By Yereth Rosen
ANCHORAGE, Alaska (Reuters) - This year's once-a-decade official U.S. national population count will start in a small Alaska Native village perched on the tundra overlooking the Bering Sea. Daytime temperatures will be well below freezing.
The 2020 U.S. census is due to launch on Tuesday in Toksook Bay, a Yup'ik hamlet about 500 miles (800 km) west of Anchorage, the state's largest city. Census Bureau Director Steven Dillingham himself is scheduled to conduct the first in-home interview, with an elder chosen by the local tribe.
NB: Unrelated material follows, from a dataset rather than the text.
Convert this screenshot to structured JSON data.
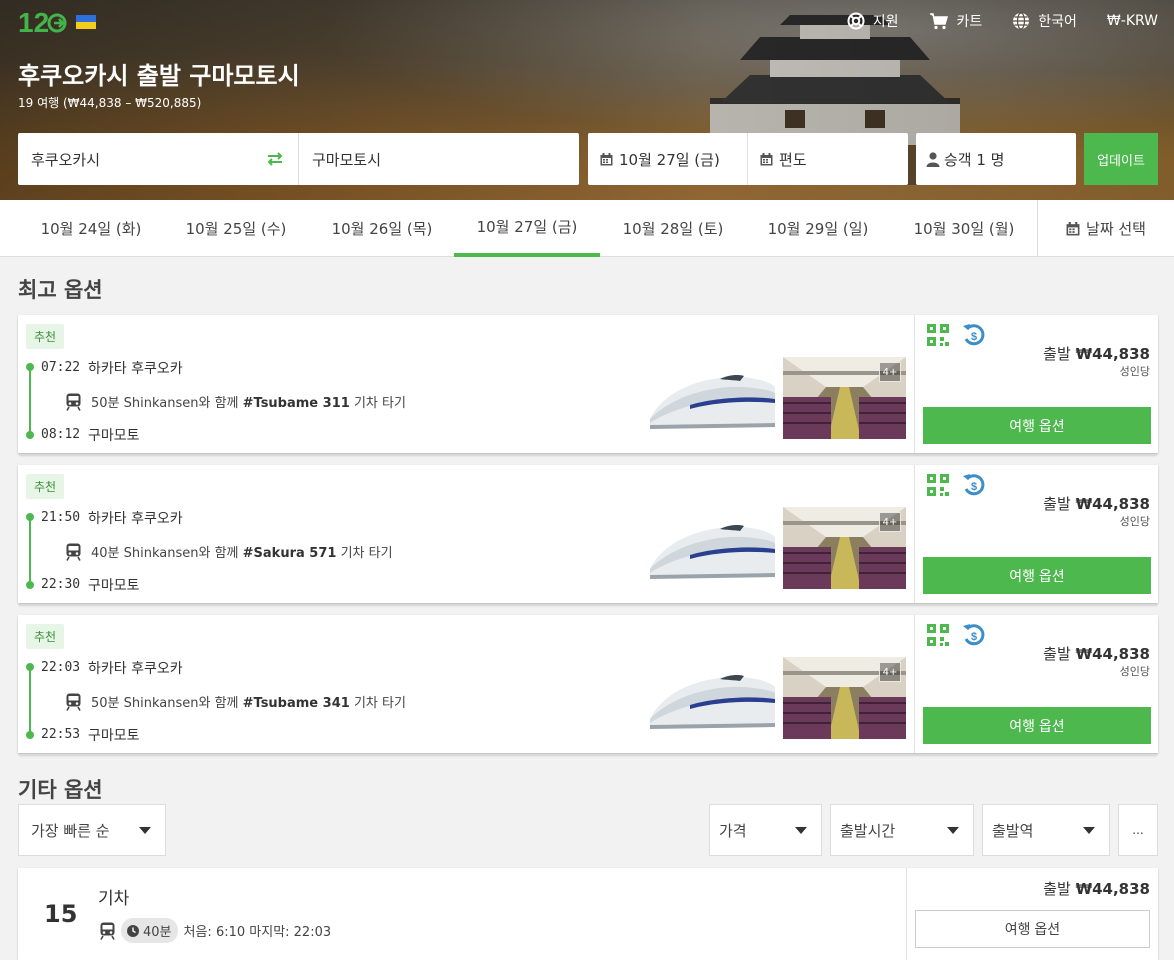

The Census Bureau has a long tradition of kicking off the count in rural Alaska months before it gets under way in the Lower 48 states. There are good reasons for that tradition, Dillingham told a Friday news conference in Anchorage.
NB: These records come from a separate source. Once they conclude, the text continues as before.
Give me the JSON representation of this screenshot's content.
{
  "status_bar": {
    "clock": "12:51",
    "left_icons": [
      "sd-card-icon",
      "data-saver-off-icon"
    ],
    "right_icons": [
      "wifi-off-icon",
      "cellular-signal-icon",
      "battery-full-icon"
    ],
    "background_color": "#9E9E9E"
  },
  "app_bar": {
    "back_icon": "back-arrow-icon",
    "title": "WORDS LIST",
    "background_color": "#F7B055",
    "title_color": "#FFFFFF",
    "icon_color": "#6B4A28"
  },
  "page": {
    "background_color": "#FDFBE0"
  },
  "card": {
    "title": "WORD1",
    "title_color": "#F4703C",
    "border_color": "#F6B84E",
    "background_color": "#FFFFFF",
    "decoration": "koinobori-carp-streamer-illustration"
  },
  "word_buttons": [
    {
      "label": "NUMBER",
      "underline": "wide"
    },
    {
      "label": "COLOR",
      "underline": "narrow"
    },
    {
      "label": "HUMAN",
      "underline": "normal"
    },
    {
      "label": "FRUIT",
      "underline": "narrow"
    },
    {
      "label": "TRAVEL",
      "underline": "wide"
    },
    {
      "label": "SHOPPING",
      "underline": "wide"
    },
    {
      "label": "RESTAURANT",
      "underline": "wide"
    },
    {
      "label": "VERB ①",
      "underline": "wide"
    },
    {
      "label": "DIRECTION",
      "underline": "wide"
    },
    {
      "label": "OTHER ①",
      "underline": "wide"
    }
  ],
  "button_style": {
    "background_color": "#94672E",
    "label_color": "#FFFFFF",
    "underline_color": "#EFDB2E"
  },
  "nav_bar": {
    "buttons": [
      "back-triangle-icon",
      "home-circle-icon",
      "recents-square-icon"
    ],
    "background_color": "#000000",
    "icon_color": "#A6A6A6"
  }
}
"Counting those who are in hard-to-reach villages has been a challenge for the Census Bureau every decade since 1870," Dillingham said, referring to the first count after Alaska became a U.S. territory.
Alaska's geography is vast, much of it lacking road connections, and ground transportation depends on seasonally frozen conditions, he said.
Getting a head start in remote Alaska also ensures that census takers can properly account for those who migrate with the change of seasons.
"We must make sure we count residents who may leave before the spring thaw, when they go back to either fish or hunt or take maybe warm-weather jobs," Dillingham said.
Toksook Bay, where forecasts call for a daytime high temperature of just 13 degrees Fahrenheit (minus 10 degrees Celsius) on Tuesday, has a population of 683, according to state data, and depends on commercial fishing and traditional harvests of wild foods.
For the village, the status as first to be counted is an honor, said tribal leader Robert Pitka, administrator of the Nunakauyak Traditional Council.
"I have no words to explain how special it is," he said.
The visiting census workers and the accompanying crowd of journalists chronicling their effort will be greeted by Alaska Native dancers and a feast of traditional foods, Pitka said.
Pitka said he hopes the visitors will learn about Yup'ik culture. "They will see the lifestyle that we have. It's remote. We don't have roads," Pitka said.
Festivities aside, the census is serious business for Alaska Natives in Toksook Bay and elsewhere.
Mandated by the U.S. Constitution and now conducted largely by telephone and internet, except in remote areas, the census is used to set legislative districts. It also determines funding for a wide array of social programs ranging from education to transportation and housing assistance.
But census undercounting is a chronic problem for the nation's indigenous residents, many living in remote locales without street addresses. The Census Bureau has estimated its 2010 census missed 4.9 percent of Native Americans living on reservations. Undercount estimates for Alaska Natives, who do not live on reservations, range as high as 8 percent.
Pitka said he is one of those who might have been skipped when census takers last visited Alaska.
"I don't recall it taking place 10 years ago," he said. "I don't know if I was even counted."
To improve its count, the Census Bureau is increasing its efforts to communicate in indigenous languages.
Pitka said he hopes events in Toksook Bay will inspire greater participation.
"The message must go out strong from Toksook Bay to all the villages in Alaska," he said.
(Reporting by Yereth Rosen; Editing by Steve Gorman and Sandra Maler)